- Both games feature the same penalties, violations, and sequences of fines, warnings, and eviction.
- Both games feature the same animals, as well as non-game animals.
- Both games feature the same tracking system, HUD, and inventory.
- Both games allow the player to record their own hunts and name them in the movie library.
- Both games allow the player to choose their spawn point, of which there are four aptly named areas of each map.
- The 2004 Season has slightly italicized font, while the 2005 Adventures features straighter and bolder font.
- The background of the menu in the '04 is of the camera quickly panning around the landscape that is not actually featured in the game. The '05 features a much slower animation, also of an area unseen in the game, but from a more fixed and linear perspective.
- The '04 contains eight maps, while the '05 contains ten. The '04 also maps of very similar landscape, while every map in the '05 is drastically different from the other.
- The '04 allows each map to be played in all four seasons, with each game mammal appearing in each season. The '05 allows each map to be played in only two seasons (different depending on the map) and some mammals appear in one seasons, while some do in the other. This requires the player to go to each location at least twice each (with the exception of Kentucky's winter season). The '04 only requires one visit each.
- The '04 does not impose firearm restrictions on each map, rendering most of the weapons pointless, except for players willing to challenge themselves. Each '05 map enforces some firearm restriction, such as: rifles and shotguns, bow-and-arrow-only, shotgun-only, or no restrictions.
- The '04 features four cabins each map, usually situated in each corner, connected by main trails (highlighted in red on the GPS and map) and smaller trails (usually brown or black). The '05 contains two maps that do not contain trails and only four maps contain buildings.
- Hunting hours in the '04 range from 6:00 to 20:00, regardless of location. The hunting hours vary based on the map in the '05. The arctic maps feature shorter hours, beginning in the late morning and ending by early evening. However, most maps have normal hunting hours.
- The '04 displays temperature in Celsius, while the '05 displays it in Fahrenheit. One theory as to why this might be is that the '04 consists of four Canadian maps and four US maps, while the '05 includes only two Canadian maps, seven US maps, and one Mexican map.

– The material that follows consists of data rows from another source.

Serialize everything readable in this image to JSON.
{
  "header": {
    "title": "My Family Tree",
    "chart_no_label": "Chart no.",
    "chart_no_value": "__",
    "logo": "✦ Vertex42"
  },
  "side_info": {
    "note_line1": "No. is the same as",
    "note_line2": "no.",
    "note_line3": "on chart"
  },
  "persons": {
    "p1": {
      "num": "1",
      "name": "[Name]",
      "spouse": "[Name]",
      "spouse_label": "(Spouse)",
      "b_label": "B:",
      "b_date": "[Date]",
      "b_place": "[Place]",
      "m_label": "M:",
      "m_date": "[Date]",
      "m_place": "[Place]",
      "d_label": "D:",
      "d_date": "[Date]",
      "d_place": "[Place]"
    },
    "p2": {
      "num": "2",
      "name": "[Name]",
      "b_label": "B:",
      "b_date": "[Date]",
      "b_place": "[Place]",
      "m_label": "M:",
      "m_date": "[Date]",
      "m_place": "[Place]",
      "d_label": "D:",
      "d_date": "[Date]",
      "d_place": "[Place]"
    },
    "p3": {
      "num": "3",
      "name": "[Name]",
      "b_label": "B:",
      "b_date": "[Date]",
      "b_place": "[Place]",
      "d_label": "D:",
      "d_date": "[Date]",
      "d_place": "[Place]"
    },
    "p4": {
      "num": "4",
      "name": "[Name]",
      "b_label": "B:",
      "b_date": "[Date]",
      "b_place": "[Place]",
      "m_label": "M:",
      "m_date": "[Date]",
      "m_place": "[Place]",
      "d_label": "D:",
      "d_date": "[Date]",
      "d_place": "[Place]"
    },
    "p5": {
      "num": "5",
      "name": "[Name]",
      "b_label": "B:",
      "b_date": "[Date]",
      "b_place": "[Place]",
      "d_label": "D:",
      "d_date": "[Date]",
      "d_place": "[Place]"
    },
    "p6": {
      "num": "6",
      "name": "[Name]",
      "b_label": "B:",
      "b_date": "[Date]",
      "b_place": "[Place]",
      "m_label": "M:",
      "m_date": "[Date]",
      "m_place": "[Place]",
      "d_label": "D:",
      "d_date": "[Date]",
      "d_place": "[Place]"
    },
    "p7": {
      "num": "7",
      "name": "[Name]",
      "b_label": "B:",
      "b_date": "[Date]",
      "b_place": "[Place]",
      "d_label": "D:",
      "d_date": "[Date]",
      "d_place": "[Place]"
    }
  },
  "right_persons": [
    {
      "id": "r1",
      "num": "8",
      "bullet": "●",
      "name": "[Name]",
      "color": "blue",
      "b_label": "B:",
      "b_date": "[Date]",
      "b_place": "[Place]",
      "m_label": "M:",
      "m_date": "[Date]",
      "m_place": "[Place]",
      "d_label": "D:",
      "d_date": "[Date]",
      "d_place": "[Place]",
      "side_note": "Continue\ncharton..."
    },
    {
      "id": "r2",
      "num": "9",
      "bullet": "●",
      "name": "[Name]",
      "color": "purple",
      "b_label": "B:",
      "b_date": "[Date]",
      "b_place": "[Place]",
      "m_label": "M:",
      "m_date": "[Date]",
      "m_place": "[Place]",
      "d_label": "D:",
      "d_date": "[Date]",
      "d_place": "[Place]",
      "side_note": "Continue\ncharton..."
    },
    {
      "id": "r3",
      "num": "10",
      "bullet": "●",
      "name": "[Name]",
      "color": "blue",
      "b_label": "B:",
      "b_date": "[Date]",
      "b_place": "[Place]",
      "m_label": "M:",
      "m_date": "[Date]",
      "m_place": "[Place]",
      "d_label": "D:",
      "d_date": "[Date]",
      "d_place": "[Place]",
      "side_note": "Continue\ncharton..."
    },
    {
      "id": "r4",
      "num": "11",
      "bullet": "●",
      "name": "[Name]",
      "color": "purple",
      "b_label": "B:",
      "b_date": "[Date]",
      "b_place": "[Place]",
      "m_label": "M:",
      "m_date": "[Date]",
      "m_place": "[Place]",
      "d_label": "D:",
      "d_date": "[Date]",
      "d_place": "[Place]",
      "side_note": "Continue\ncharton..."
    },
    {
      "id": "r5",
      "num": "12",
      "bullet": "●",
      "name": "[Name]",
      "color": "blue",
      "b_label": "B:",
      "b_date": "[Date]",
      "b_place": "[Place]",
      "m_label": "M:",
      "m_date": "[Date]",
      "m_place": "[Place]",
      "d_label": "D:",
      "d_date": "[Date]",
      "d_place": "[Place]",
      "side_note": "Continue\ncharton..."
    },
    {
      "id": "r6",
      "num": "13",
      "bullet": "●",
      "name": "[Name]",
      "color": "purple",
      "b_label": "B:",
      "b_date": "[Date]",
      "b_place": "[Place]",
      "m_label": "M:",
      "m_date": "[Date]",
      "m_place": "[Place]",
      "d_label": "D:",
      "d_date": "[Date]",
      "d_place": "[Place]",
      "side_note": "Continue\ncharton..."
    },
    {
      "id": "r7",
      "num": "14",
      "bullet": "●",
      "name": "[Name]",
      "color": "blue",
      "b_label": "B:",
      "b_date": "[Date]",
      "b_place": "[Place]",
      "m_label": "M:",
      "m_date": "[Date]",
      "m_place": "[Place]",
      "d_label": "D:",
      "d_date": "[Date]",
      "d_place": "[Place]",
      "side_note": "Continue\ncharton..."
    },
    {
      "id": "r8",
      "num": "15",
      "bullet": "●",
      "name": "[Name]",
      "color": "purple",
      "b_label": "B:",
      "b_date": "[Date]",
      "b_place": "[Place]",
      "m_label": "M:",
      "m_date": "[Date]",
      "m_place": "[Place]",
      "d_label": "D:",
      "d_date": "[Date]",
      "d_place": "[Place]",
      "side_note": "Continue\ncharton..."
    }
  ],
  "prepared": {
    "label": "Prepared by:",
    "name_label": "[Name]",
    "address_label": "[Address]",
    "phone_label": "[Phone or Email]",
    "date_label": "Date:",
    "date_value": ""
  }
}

- Both games feature different compasses. The '04 compass features a silver body with red and blue arrows. The '05 compass features a gold and black body with bolder red and blue arrows.
- The cursor in the '04 is an arrowhead, while the cursor in the '05 is a bronze object, most resembling an arrow or pair of feathers.
- The movie library in the '04 contains no demos until the career hunt has been completed. The '05 contains two pre-loaded demos, one of a developer's hunt in South Dakota, the other in Nevada. No additional movies are added after completion of the career hunt.
- Although both games allow the player to choose their starting points, the '04 positions the spawn point next to one of the four cabins. Each area is also marked with a sign bearing the area's name. The '05 does not spawn the player next to any buildings in any of the maps, and the regions are not named along the trails or terrain. The regions can be viewed in both games at the pause menu. <Cabela's Big Game Hunter 2004 Season></Activision>